We'll be sorry. Trust me.
1 EDGE OF DARKNESS -- Thriller about
international skullduggery and nuclear waste that glowed in the dark.
2 MOONLIGHTING -- Sassiest dialogue since
Bacall taught Bogart how to whistle.
3 NIGHTLINE -- Ted Koppel; the best.
4 GEORGE WASHINGTON: THE FORGING OF A
NATION -- Present at the creation.
5 ON TRIAL: LEE HARVEY OSWALD -- Did he,
or didn't he?
6 PARADISE POSTPONED -- For once,
""Masterpiece Theatre'' deserved the name.
7 THE INDOMITABLE TEDDY ROOSEVELT --

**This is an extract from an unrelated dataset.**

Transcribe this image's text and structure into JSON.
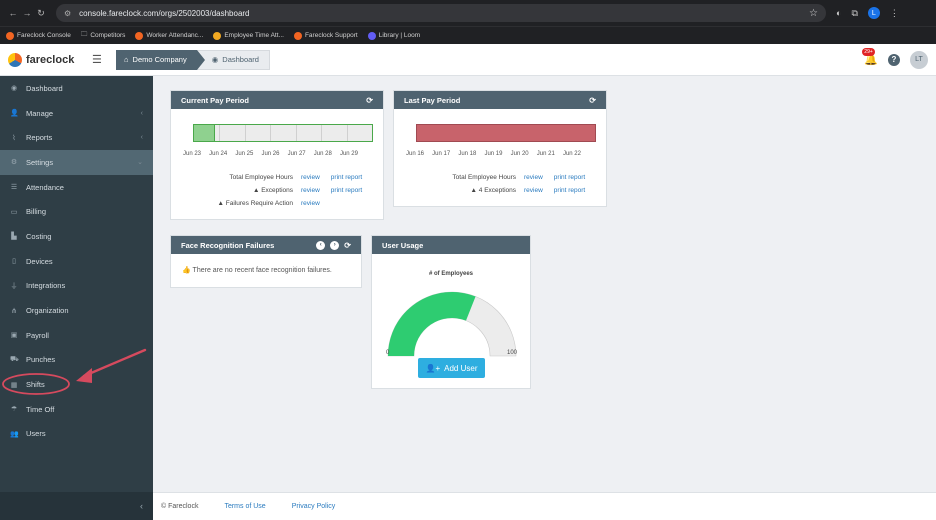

8 THE COSBY SHOW -- The national Daddy is
still going strong.
9 PERFECT STRANGERS -- Best
10 10. ALEX: THE LIFE OF A CHILD -- The
courage of everyday people.
1 MONTE CARLO -- Joan Collins and George
Hamilton, together at last.
2 LIFE WITH LUCY -- Sad.
3 RAGE OF ANGELS: THE STORY CONTINUES --
Jaclyn Smith . . . enough said.
4 BETTER DAYS -- So racist it made Stepin
Fetchit look like Bishop Desmond Tutu.
5 JACK AND MIKE -- He's a restauratuer,
she's a newspaper columnist. So let him eat her words.
6 THE SECRET OF AL CAPONE'S VAULT --
Geraldo Rivera goes underground.
7 AMERICAN VICE: THE DOPING OF A NATION --
And should have stayed there.
8 THE LATE SHOW WITH JOAN RIVERS --
9 THE LAST FRONTIER -- Linda Evans' trek
to the outback belonged in the outhouse.
10 ENCOUNTERS -- Donna "The
Raccoon'' Mills and her neurotic-erotic dreams. Diagnosis: An overdose of eye